There is nothing startlingly new about such aggressive assertion of 'Muslim sentiments', which are invariably pegged to imagined grievances and inflamed by perceived notions of Christians and Jews — and, in India's case, Hindus — conspiring against the ummah. From Indonesia to Turkey, via the sand castles of Islamic states in between, the targets of Muslim ire are the same; the intensity of rage ebbs and flows depending on events as they happen and as they are seen to happen.
So, cartoons that allegedly lampoon Mohammed published in a Dutch newspaper, Jyllands-Posten, of which nobody had ever heard before, become the cause of angry street protests and threats of murder and mayhem one day; on another, jaundiced reports of torture at Guantanamo Bay, whose details pale in comparison to the horrors inflicted by the Taliban, result in violent outrage. At Friday sermons, the two disparate issues are slyly merged into one: Islam is under assault; the ummah is endangered; and, America is to blame.
It would be erroneous to trace the Muslim rage that we see to post-9/11 American policy and the war on terror being waged by President George W Bush.

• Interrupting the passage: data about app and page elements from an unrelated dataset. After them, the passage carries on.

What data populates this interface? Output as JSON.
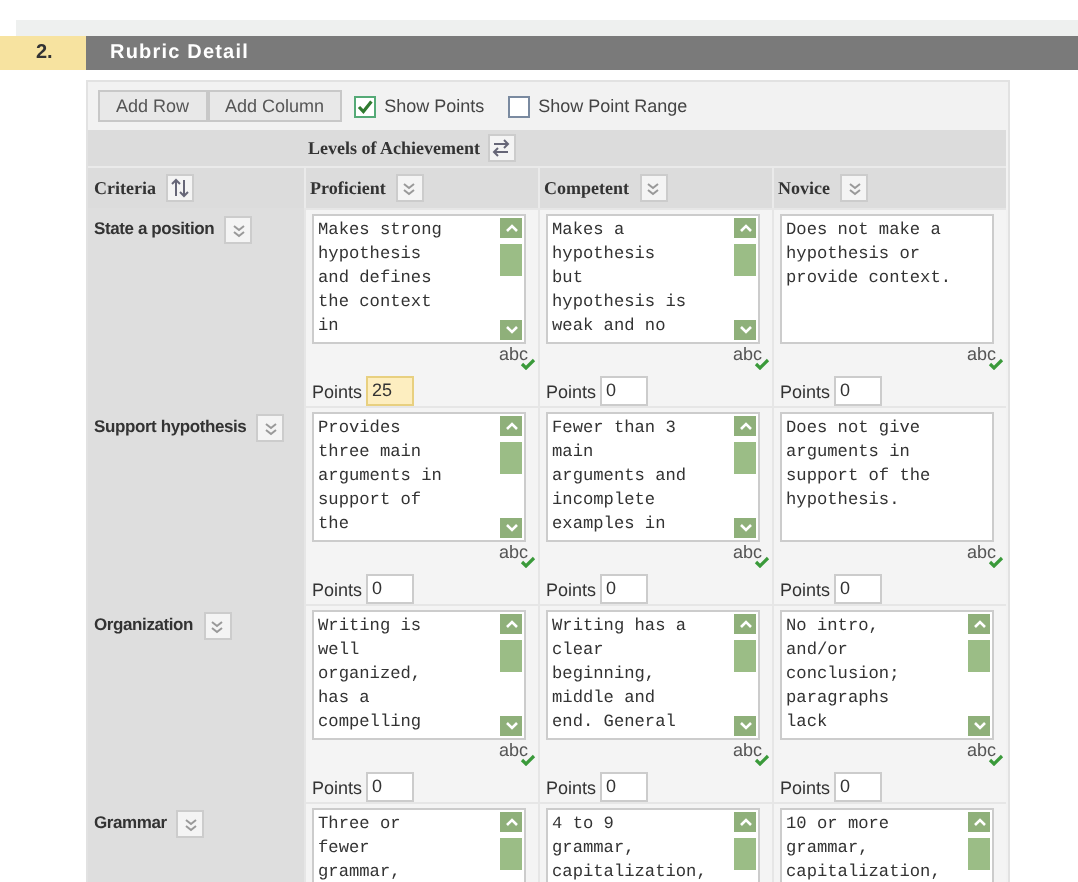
{
  "section": {
    "number": "2.",
    "title": "Rubric Detail"
  },
  "toolbar": {
    "buttons": [
      "Add Row",
      "Add Column"
    ],
    "checkboxes": [
      {
        "label": "Show Points",
        "checked": true
      },
      {
        "label": "Show Point Range",
        "checked": false
      }
    ]
  },
  "levels_heading": "Levels of Achievement",
  "criteria_heading": "Criteria",
  "columns": [
    "Proficient",
    "Competent",
    "Novice"
  ],
  "rows": [
    {
      "criterion": "State a position",
      "cells": [
        {
          "text": "Makes strong\nhypothesis\nand defines\nthe context\nin",
          "scrollable": true,
          "spell": "abc",
          "points_label": "Points",
          "points": "25",
          "focused": true
        },
        {
          "text": "Makes a\nhypothesis\nbut\nhypothesis is\nweak and no",
          "scrollable": true,
          "spell": "abc",
          "points_label": "Points",
          "points": "0",
          "focused": false
        },
        {
          "text": "Does not make a\nhypothesis or\nprovide context.",
          "scrollable": false,
          "spell": "abc",
          "points_label": "Points",
          "points": "0",
          "focused": false
        }
      ]
    },
    {
      "criterion": "Support hypothesis",
      "cells": [
        {
          "text": "Provides\nthree main\narguments in\nsupport of\nthe",
          "scrollable": true,
          "spell": "abc",
          "points_label": "Points",
          "points": "0",
          "focused": false
        },
        {
          "text": "Fewer than 3\nmain\narguments and\nincomplete\nexamples in",
          "scrollable": true,
          "spell": "abc",
          "points_label": "Points",
          "points": "0",
          "focused": false
        },
        {
          "text": "Does not give\narguments in\nsupport of the\nhypothesis.",
          "scrollable": false,
          "spell": "abc",
          "points_label": "Points",
          "points": "0",
          "focused": false
        }
      ]
    },
    {
      "criterion": "Organization",
      "cells": [
        {
          "text": "Writing is\nwell\norganized,\nhas a\ncompelling",
          "scrollable": true,
          "spell": "abc",
          "points_label": "Points",
          "points": "0",
          "focused": false
        },
        {
          "text": "Writing has a\nclear\nbeginning,\nmiddle and\nend. General",
          "scrollable": true,
          "spell": "abc",
          "points_label": "Points",
          "points": "0",
          "focused": false
        },
        {
          "text": "No intro,\nand/or\nconclusion;\nparagraphs\nlack",
          "scrollable": true,
          "spell": "abc",
          "points_label": "Points",
          "points": "0",
          "focused": false
        }
      ]
    },
    {
      "criterion": "Grammar",
      "cells": [
        {
          "text": "Three or\nfewer\ngrammar,",
          "scrollable": true
        },
        {
          "text": "4 to 9\ngrammar,\ncapitalization,",
          "scrollable": true
        },
        {
          "text": "10 or more\ngrammar,\ncapitalization,",
          "scrollable": true
        }
      ]
    }
  ]
}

It is true that Muslims view the Taliban's loss of power, which Mullah Omar and his band of Deobandi fanatics wielded ruthlessly and which saw the sickening debasement of women and girls, as a blow against the ummah and their faith. It is equally true that Muslims grieve over the fall and death of Saddam Hussein, who turned to god after decades of Ba'athist atrocities that included mass slaughter and terrible torture.
Yet, Muslim displeasure with America is not merely on account of the discontinuation of the shocking spectacle of shari'ah being enforced in its purest, most pristine form in Afghanistan or Saddam Hussein getting his just desserts. It predates 9/11. Mr Zafarul-Islam Khan, editor of Milli Gazette, published from Delhi, traces the "roots of Muslim anger at the US and West to long before the illegal and unjust current imperialist crusade in Afghanistan under the guise of fighting terrorism".
The 'roots', according to him, lie in "normalisation of relations with Israel", "US role in condoning Serbian aggression in Bosnia" and "economic attrition of the Muslim world resources". The list of imagined grievances is too long to be reproduced here, but it does highlight two points: First, Muslim concerns — for instance, in India — transcend local realities and are essentially pan-Islamic issues that agitate the entire ummah; second, even if there were no India-US nuclear deal, India's Muslims, as also their co-religionists elsewhere, would have been equally angry with America and Mr Bush; they would have still gathered in frighteningly huge numbers in Delhi and rioted in Lucknow to protest against his visit to India.
Seen in this context, CPI(M) Polit Bureau member MK Pandhe was merely stating the fact when he warned the Samajwadi Party of a Muslim backlash if it supported the nuclear deal and joined forces with the Congress to push it through. The Jamiat Ulama-e-Hind's protest against the CPI(M)'s "attempt to communalise the issue" and the claim by other Muslim organisations, especially the Jamaat-e-Islami, that Muslims are opposed to the nuclear deal because they believe it is "not in the national interest", need not be taken seriously.
Unless we must believe that the Arab shopkeeper in old Jerusalem who chided me for New Delhi's increasing proximity to Washington, DC and Tel Aviv shares the 'concern' of Indian Muslims for India's national interest. If this is absurd, as surely it is, so is the Jamaatis' concern for India's national interest, which, thankfully, has not yet been supplanted by the ummah's interest.